Step Four: Be consistent. You have to do this all the time. Like at least every week. But that is not all you have to be consistent about. For example, I have to endlessly remind my children to stand, sit, and kneel at the appropriate time. This must be done constantly. My children won’t hear anything (ice cream trucks excluded) without a thousand repetitions.
Step Five: Pay attention. To clarify, pay attention to your children. At any point, your child could start hitting parishioners with a lightsaber. You say you don’t let your children bring toys to church? Ha! A bored child can procure a toy from thin air, or, just as likely, turn something mundane, like a kneeler, into a toy.
Sure, it can be stressful, even scary, to take young children to church. But really, what’s the worst that can happen? Worst case scenario: your 4-year-old starts wetting his pants (he went to the bathroom five minutes ago). As you rush him to the bathroom, your 2-year-old gets past your wife, who is cradling the newborn. He bolts for the sanctuary, which, fortunately, has a rail; but, unfortunately, it has not yet been shut.
Disentangling your 2-year-old from the priest’s vestments as your 4-year-old continues to wet his pants, you hear your 5-year-old announce, “Emergency poop!” at a volume more appropriate when talking to someone operating a jackhammer. Your wife whisks the 5-year-old from the pew as the newborn regurgitates breakfast on her shoulder. Your 8-year-old (the responsible one), realizing she is now unsupervised with a captive audience, utilizes the kneeler to conduct a surprisingly complex rendition of Mary Lou Retton’s Olympic balance beam routine.
Sure, that’s the worst case, but let me assure you that this almost never happens (we’re talking once a month max). So don’t worry, it’s not a big deal. Sure, occasionally you’ll be horrifically embarrassed, but next week it’s all forgotten when someone else is horrifically embarrassed.

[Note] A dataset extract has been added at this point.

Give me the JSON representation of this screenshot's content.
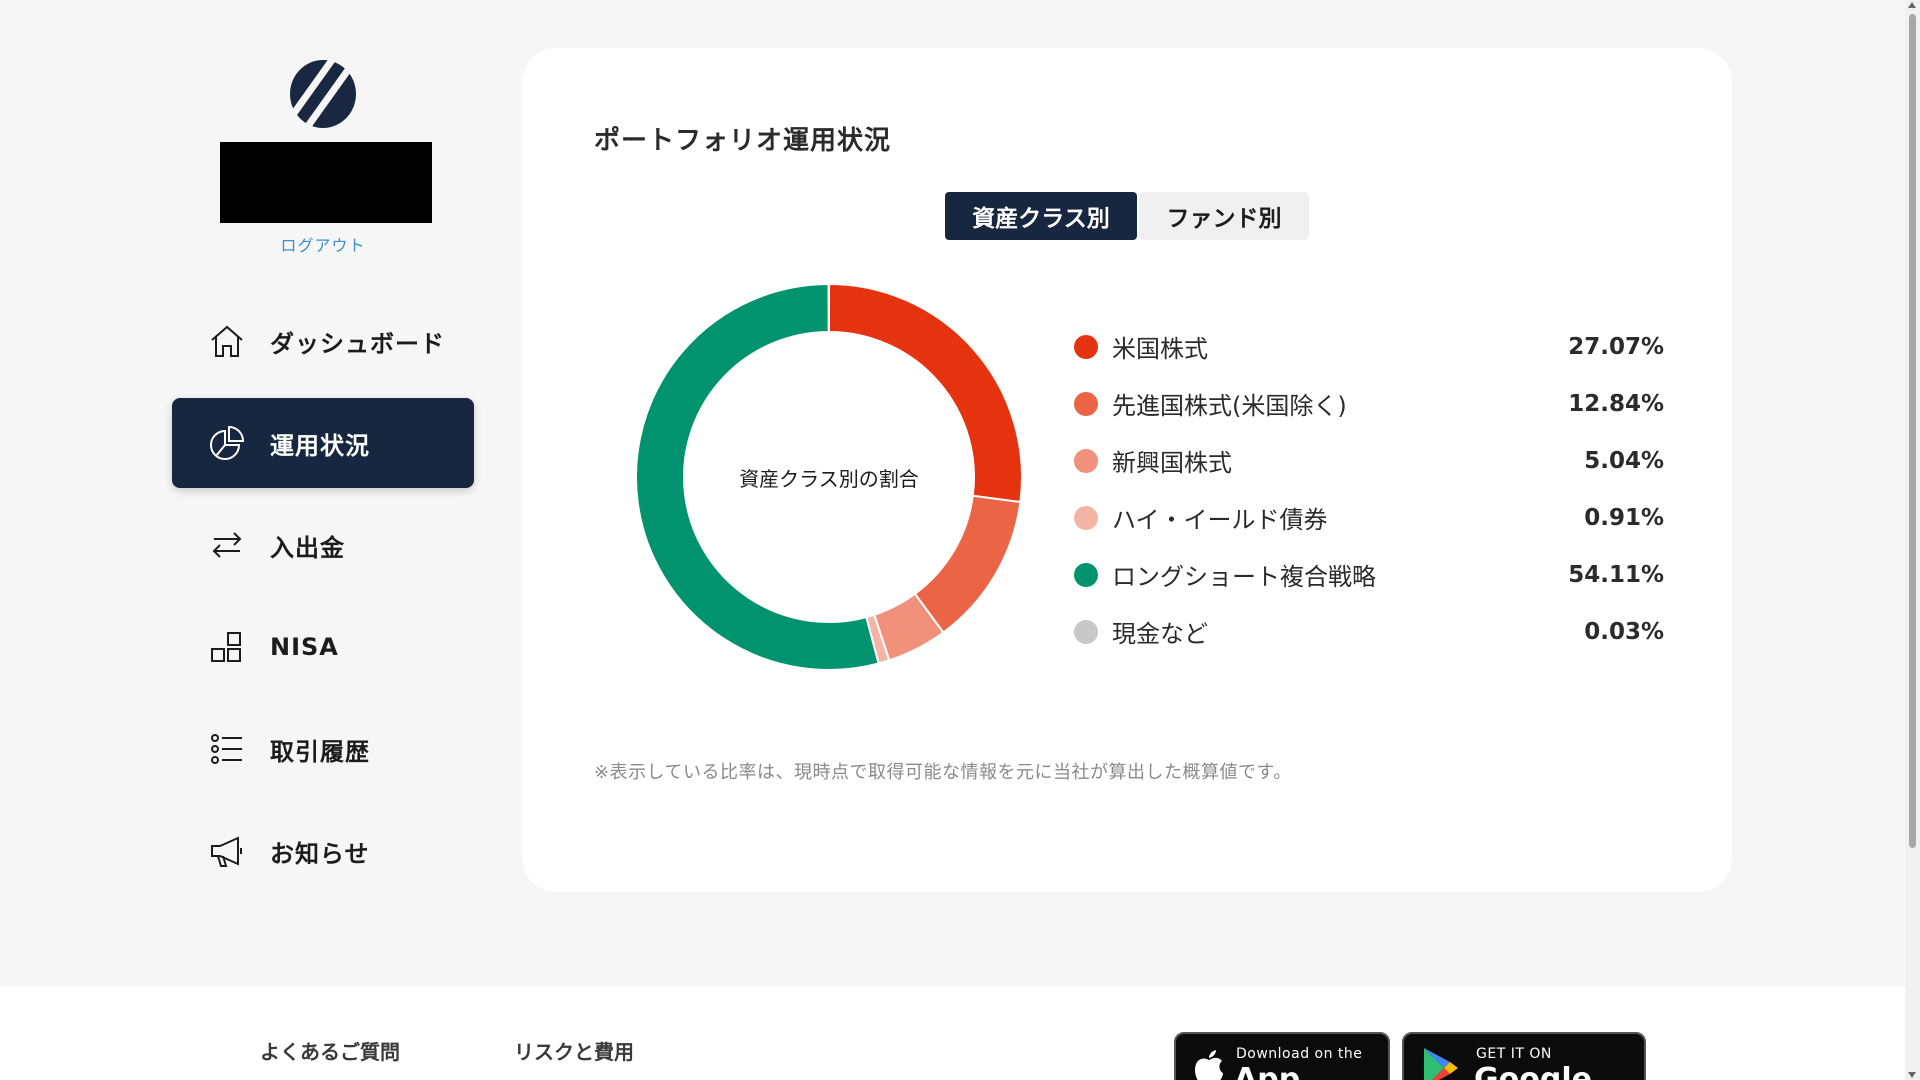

We’ve all been there. Anyway, it’s not like if your kids misbehave in church you go straight to Hell. As I understand it, it’s a three-strikes deal.